NSK Dan Mladosti 1987 vs The Third Reich 1936


A long TV report:

Performance of one song:

Dan Mladosti After Yugoslavia

Remembering Dan Mladosti in Montenegro


“Ponovo štafeta u Tivtu,” Radio Tivat

Following a two-year hiatus, the General Consulate of SFRJ organized another “traditional” commemoration of Youth Day, with music, dancing, and delivery of a relay baton.


“Danas se obijležava 25. maj, nekada najveselji praznik u Jugoslaviji: Štafeta mladosti spajala sve narode” Dan, 5/25/2016 [pdf]

“One can say today everything is the opposite of what the holiday used to symbolize.

Head of the General Consulate of SFRY, Mar­ko Per­ko­vić said:

  • Dan mladosti was the best day of the year in the former country.
  • “People used to say, “it’s a beautiful day, like the Day of Youth”. We used to live for for that day. It was a day dedicated to song, love, play, and all the merriest things that comprise life. Happily spent times.
  • The Relay symbolized it all, the happiness (luck? good fortune?) of those who lived in Yugoslavia.
  • “There was a song that went, “May my heart and yours connect in the Relay, and when a million hearts connect, how great it is, my people.” A million hearts and a million wishes connected through the Relay, which went to Tito from village to village, city to city, and “the most beautiful wishes for him bore the young hearts.”
  • The day was special in that young people were at the center of attention. Youth received well-earned stipends, diplomas, and decorations. This was the day when the results of youth socialist consciousness were summarized.
  • “We did not forget that day, we simply cannot do that.

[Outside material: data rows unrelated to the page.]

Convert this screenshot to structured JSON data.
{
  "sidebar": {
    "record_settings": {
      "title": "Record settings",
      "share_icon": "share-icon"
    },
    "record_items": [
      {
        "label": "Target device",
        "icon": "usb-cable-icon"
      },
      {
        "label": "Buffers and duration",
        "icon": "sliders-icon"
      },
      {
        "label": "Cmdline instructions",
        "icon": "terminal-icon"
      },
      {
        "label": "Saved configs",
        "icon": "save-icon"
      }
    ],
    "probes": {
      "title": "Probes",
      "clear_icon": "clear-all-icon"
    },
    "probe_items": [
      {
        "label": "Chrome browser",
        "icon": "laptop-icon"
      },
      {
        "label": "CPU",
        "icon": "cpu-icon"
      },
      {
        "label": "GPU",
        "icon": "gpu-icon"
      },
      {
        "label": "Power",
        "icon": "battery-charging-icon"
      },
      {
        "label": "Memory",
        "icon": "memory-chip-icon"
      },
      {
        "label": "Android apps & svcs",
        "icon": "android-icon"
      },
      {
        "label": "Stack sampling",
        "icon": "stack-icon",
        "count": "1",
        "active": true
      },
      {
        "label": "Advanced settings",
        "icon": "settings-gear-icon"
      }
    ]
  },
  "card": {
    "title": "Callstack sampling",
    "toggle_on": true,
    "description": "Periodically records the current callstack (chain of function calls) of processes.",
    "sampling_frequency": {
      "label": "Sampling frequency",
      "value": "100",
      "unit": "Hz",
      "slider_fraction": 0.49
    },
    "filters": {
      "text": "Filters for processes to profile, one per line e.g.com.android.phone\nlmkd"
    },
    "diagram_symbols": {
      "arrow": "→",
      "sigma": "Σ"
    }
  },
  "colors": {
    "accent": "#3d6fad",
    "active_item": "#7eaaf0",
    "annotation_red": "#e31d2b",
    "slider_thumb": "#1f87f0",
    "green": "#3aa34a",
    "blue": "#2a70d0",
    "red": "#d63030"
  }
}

Through our work, we are trying to educate younger generations by sharing the memories from our youth and how we celebrated the holiday. We try to share our happiness and youth with younger generations, which today do not have ideals or a socially-accepted purpose of life. All their parents and grandparents remember the Youth Day.”
  • “It was a sincere reflection of the wishes of Yugoslav people and nationalities to celebrate that holiday together.”

Head of the Podgorica chapter of the People’s Party (DNP), Jovo Pejović, said it would be good today to have a day young people could mark with play and fun, but it would end up being ideologically colored, which is not good. He added that whatever is tied to individual personalities cannot withstand a test of time and that sometimes misleading people is good if the aim is something positive.

The “MAC-MC Lojd” from Sutomore organized a Youth Day celebration, including fireworks. The outfit’s leader Ivan Zanković said in a statement, “We are organizing due to the respectable character of SFRY, to the true respect for the idea of ​​”Yugoslavism,” and to a credible community based on the foundations of “socialist organization” and “brotherhood and unity”, which were the basic values ​​and sights of the former SFRY.”


“22 projektila u čast Titovog rođendana,” Tivat Radio, 5/25/2014

A ceremony was held on Magnolia Square, drawing a large number of Yugonostalgics. Songs were sung, including the one below, a band and DJs played music, and at the end 122 fireworks were shot in honor of Tito’s 122nd birthday. A 21-year-old local construction worker delivered the relay baton to the stage; the relay had been carried through Montenegro in stealth so as not to violate the pre-election campaigning moratorium.

Štafeta, by Mišo Marić

Kada se moje srce probudi,
U maju ruža procvjeta,
Nek’ ga ponese milion ljudi,
Nek’ moje srce bude štafeta.

Milion srca zemljom kad krene,
Neka k’o toplo jato hita,
U tome jatu i dio mene
Neka sad krene do druga Tita.

Srce moje i srce tvoje
U toj štafeti nek’ se spoje.
Milion srca kad se spoji,
Stoje to veliko, ljudi moji.

I neka srce Njemu kaže
Da rastu djeca k’o mlada žita,
K’o mlade šume, k’o moćne straže
U zemlji Sunca i druga Tita.

Remembering Dan Mladosti in Bosnia and Herzegovina


“Dan mladosti – nekad ushićenje, danas nostalgija,” N1, 5/25/2018 [pdf]

Man-on-the-street interviews with citizens.


In addition to all aforementioned: